| WORK TASK |
From the first line to the last, output the material exactly.

| RECORDED DATA |
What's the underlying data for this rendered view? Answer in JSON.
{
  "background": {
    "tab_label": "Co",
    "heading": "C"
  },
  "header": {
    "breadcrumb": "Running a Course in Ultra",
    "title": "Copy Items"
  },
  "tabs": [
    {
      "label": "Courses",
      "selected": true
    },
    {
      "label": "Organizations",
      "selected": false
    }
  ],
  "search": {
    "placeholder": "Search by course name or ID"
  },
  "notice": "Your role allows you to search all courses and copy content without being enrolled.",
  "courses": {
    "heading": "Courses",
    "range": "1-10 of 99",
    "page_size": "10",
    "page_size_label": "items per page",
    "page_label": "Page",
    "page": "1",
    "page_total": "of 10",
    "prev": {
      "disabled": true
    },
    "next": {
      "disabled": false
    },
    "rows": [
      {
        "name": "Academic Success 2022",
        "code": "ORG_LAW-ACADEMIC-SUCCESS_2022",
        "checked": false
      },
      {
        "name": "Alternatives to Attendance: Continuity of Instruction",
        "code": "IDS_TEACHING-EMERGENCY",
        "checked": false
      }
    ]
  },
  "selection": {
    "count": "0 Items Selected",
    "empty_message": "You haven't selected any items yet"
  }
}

| ANSWER TO THE PROBLEM |
What's the underlying data for this rendered view? Answer in JSON.
{
  "background": {
    "tab_label": "Co",
    "heading": "C"
  },
  "header": {
    "breadcrumb": "Running a Course in Ultra",
    "title": "Copy Items"
  },
  "tabs": [
    {
      "label": "Courses",
      "selected": true
    },
    {
      "label": "Organizations",
      "selected": false
    }
  ],
  "search": {
    "placeholder": "Search by course name or ID"
  },
  "notice": "Your role allows you to search all courses and copy content without being enrolled.",
  "courses": {
    "heading": "Courses",
    "range": "1-10 of 99",
    "page_size": "10",
    "page_size_label": "items per page",
    "page_label": "Page",
    "page": "1",
    "page_total": "of 10",
    "prev": {
      "disabled": true
    },
    "next": {
      "disabled": false
    },
    "rows": [
      {
        "name": "Academic Success 2022",
        "code": "ORG_LAW-ACADEMIC-SUCCESS_2022",
        "checked": false
      },
      {
        "name": "Alternatives to Attendance: Continuity of Instruction",
        "code": "IDS_TEACHING-EMERGENCY",
        "checked": false
      }
    ]
  },
  "selection": {
    "count": "0 Items Selected",
    "empty_message": "You haven't selected any items yet"
  }
}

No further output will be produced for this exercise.